§ **YOUR ASSIGNMENT**:
Tally the lines below that hold the string "nVideo", and give only the tally.

§ **PROVIDED DATA**:
════════

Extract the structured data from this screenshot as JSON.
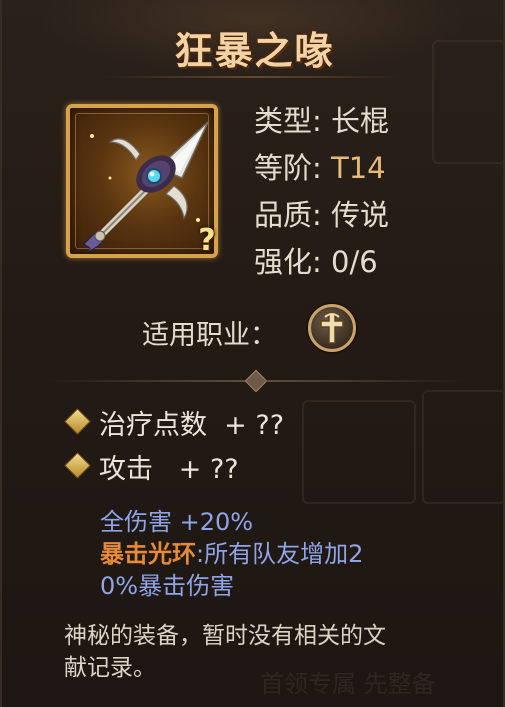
{
  "title": "狂暴之喙",
  "info": [
    {
      "label": "类型: ",
      "value": "长棍"
    },
    {
      "label": "等阶: ",
      "value": "T14"
    },
    {
      "label": "品质: ",
      "value": "传说"
    },
    {
      "label": "强化: ",
      "value": "0/6"
    }
  ],
  "class_label": "适用职业：",
  "class_icon": "holy-cross-icon",
  "badge": "?",
  "stats": [
    {
      "text": "治疗点数  + ??"
    },
    {
      "text": "攻击   + ??"
    }
  ],
  "bonus_damage": "全伤害 +20%",
  "aura": {
    "name": "暴击光环",
    "line1_rest": ":所有队友增加2",
    "line2": "0%暴击伤害"
  },
  "description_line1": "神秘的装备，暂时没有相关的文",
  "description_line2": "献记录。",
  "watermark": "首领专属 先整备",
  "colors": {
    "title": "#f3d2a4",
    "tier_value": "#e9b97a",
    "bonus_blue": "#8fa4e8",
    "aura_orange": "#e58a3a",
    "frame_gold": "#d9a24a"
  }
}
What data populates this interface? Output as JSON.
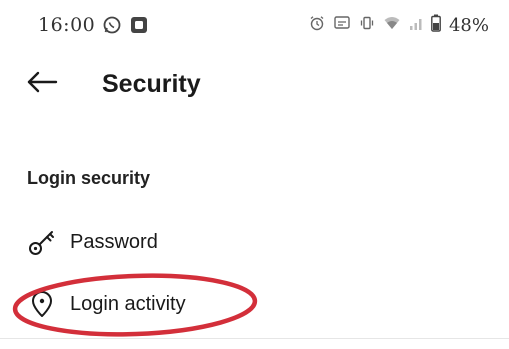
{
  "status_bar": {
    "time": "16:00",
    "left_icons": [
      "whatsapp-icon",
      "square-app-icon"
    ],
    "right_icons": [
      "alarm-icon",
      "cast-icon",
      "vibrate-icon",
      "wifi-icon",
      "signal-icon",
      "battery-icon"
    ],
    "battery_percent": "48%"
  },
  "app_bar": {
    "back_icon": "arrow-left-icon",
    "title": "Security"
  },
  "section": {
    "title": "Login security",
    "items": [
      {
        "label": "Password",
        "icon": "key-icon"
      },
      {
        "label": "Login activity",
        "icon": "location-pin-icon"
      }
    ]
  },
  "annotation": {
    "color": "#d32f3a",
    "target": "Login activity"
  }
}
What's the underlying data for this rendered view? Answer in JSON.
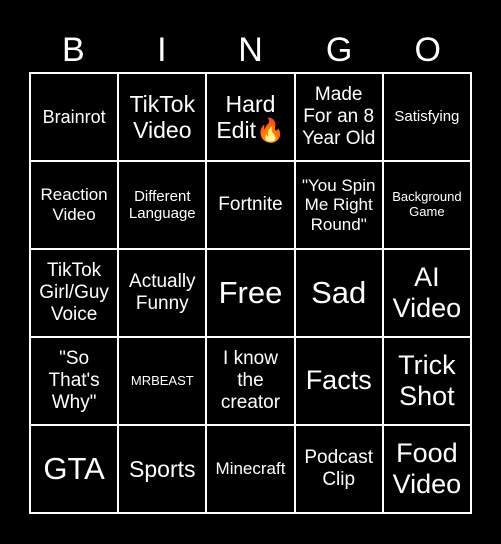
{
  "header": {
    "letters": [
      "B",
      "I",
      "N",
      "G",
      "O"
    ]
  },
  "grid": {
    "rows": [
      [
        "Brainrot",
        "TikTok\nVideo",
        "Hard\nEdit🔥",
        "Made\nFor an 8\nYear Old",
        "Satisfying"
      ],
      [
        "Reaction\nVideo",
        "Different\nLanguage",
        "Fortnite",
        "\"You Spin\nMe Right\nRound\"",
        "Background\nGame"
      ],
      [
        "TikTok\nGirl/Guy\nVoice",
        "Actually\nFunny",
        "Free",
        "Sad",
        "AI\nVideo"
      ],
      [
        "\"So\nThat's\nWhy\"",
        "MRBEAST",
        "I know\nthe\ncreator",
        "Facts",
        "Trick\nShot"
      ],
      [
        "GTA",
        "Sports",
        "Minecraft",
        "Podcast\nClip",
        "Food\nVideo"
      ]
    ]
  },
  "colors": {
    "background": "#000000",
    "text": "#ffffff",
    "border": "#ffffff"
  }
}
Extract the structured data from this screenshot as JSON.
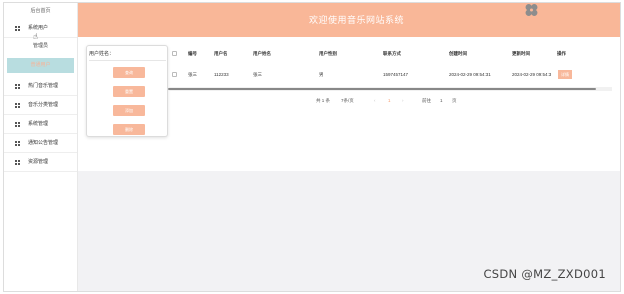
{
  "header": {
    "title": "欢迎使用音乐网站系统"
  },
  "sidebar": {
    "home": "后台首页",
    "items": [
      {
        "label": "系统用户",
        "icon": "user-grid-icon"
      },
      {
        "label": "热门音乐管理",
        "icon": "grid-icon"
      },
      {
        "label": "音乐分类管理",
        "icon": "grid-icon"
      },
      {
        "label": "系统管理",
        "icon": "grid-icon"
      },
      {
        "label": "通知公告管理",
        "icon": "grid-icon"
      },
      {
        "label": "资源管理",
        "icon": "grid-icon"
      }
    ],
    "sub_items": {
      "admin": "管理员",
      "active": "普通用户"
    }
  },
  "search": {
    "label": "用户姓名：",
    "buttons": {
      "query": "查询",
      "reset": "重置",
      "add": "添加",
      "delete": "删除"
    }
  },
  "table": {
    "headers": [
      "编号",
      "用户名",
      "用户姓名",
      "用户性别",
      "联系方式",
      "创建时间",
      "更新时间",
      "操作"
    ],
    "rows": [
      {
        "id": "张三",
        "username": "112233",
        "name": "张三",
        "gender": "男",
        "phone": "1597457147",
        "created": "2024-02-29 09:54:31",
        "updated": "2024-02-29 09:54:3",
        "action": "详情"
      }
    ]
  },
  "pagination": {
    "total": "共 1 条",
    "page_size": "7条/页",
    "prev": "‹",
    "current": "1",
    "next": "›",
    "goto_label": "前往",
    "goto_value": "1",
    "page_unit": "页"
  },
  "watermark": "CSDN @MZ_ZXD001",
  "colors": {
    "accent": "#f9b798",
    "active_bg": "#b8dde0",
    "grey_bg": "#f2f2f4"
  }
}
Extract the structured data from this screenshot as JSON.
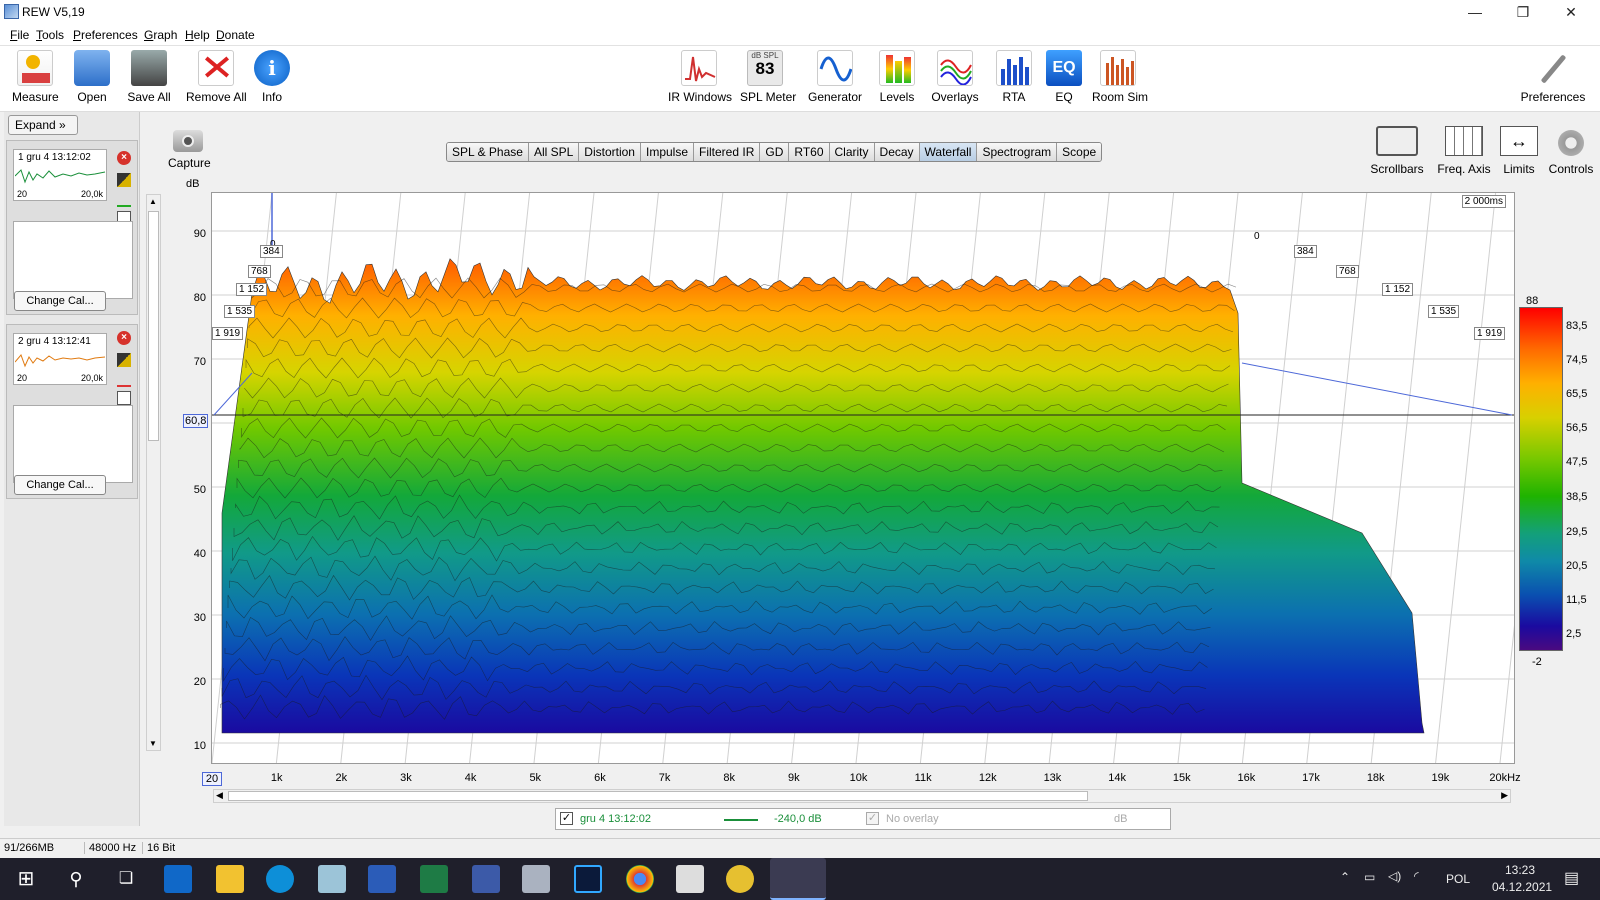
{
  "window": {
    "title": "REW V5,19",
    "minimize": "—",
    "restore": "❐",
    "close": "✕"
  },
  "menu": [
    "File",
    "Tools",
    "Preferences",
    "Graph",
    "Help",
    "Donate"
  ],
  "toolbar_left": [
    "Measure",
    "Open",
    "Save All",
    "Remove All",
    "Info"
  ],
  "toolbar_center": [
    "IR Windows",
    "SPL Meter",
    "Generator",
    "Levels",
    "Overlays",
    "RTA",
    "EQ",
    "Room Sim"
  ],
  "spl_meter": {
    "unit": "dB SPL",
    "value": "83"
  },
  "toolbar_right": "Preferences",
  "left_panel": {
    "expand_label": "Expand",
    "measurements": [
      {
        "name": "1  gru 4 13:12:02",
        "range_start": "20",
        "range_end": "20,0k",
        "cal_label": "Change Cal..."
      },
      {
        "name": "2  gru 4 13:12:41",
        "range_start": "20",
        "range_end": "20,0k",
        "cal_label": "Change Cal..."
      }
    ]
  },
  "capture_label": "Capture",
  "graph_tabs": [
    "SPL & Phase",
    "All SPL",
    "Distortion",
    "Impulse",
    "Filtered IR",
    "GD",
    "RT60",
    "Clarity",
    "Decay",
    "Waterfall",
    "Spectrogram",
    "Scope"
  ],
  "active_tab": "Waterfall",
  "right_tools": [
    "Scrollbars",
    "Freq. Axis",
    "Limits",
    "Controls"
  ],
  "plot": {
    "y_unit": "dB",
    "y_ticks": [
      "90",
      "80",
      "70",
      "60,8",
      "50",
      "40",
      "30",
      "20",
      "10"
    ],
    "x_ticks": [
      "20",
      "1k",
      "2k",
      "3k",
      "4k",
      "5k",
      "6k",
      "7k",
      "8k",
      "9k",
      "10k",
      "11k",
      "12k",
      "13k",
      "14k",
      "15k",
      "16k",
      "17k",
      "18k",
      "19k",
      "20kHz"
    ],
    "time_label": "2 000ms",
    "front_times": [
      "0",
      "384",
      "768",
      "1 152",
      "1 535",
      "1 919"
    ],
    "back_times": [
      "0",
      "384",
      "768",
      "1 152",
      "1 535",
      "1 919"
    ],
    "cursor_db": "60,8",
    "colorbar": [
      "88",
      "83,5",
      "74,5",
      "65,5",
      "56,5",
      "47,5",
      "38,5",
      "29,5",
      "20,5",
      "11,5",
      "2,5",
      "-2"
    ]
  },
  "legend": {
    "name": "gru 4 13:12:02",
    "value": "-240,0 dB",
    "overlay": "No overlay",
    "overlay_unit": "dB",
    "line_color": "#1a8f3a"
  },
  "status": {
    "memory": "91/266MB",
    "rate": "48000 Hz",
    "bits": "16 Bit"
  },
  "taskbar": {
    "time": "13:23",
    "date": "04.12.2021",
    "lang": "POL"
  }
}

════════

§ **RESULT**:
4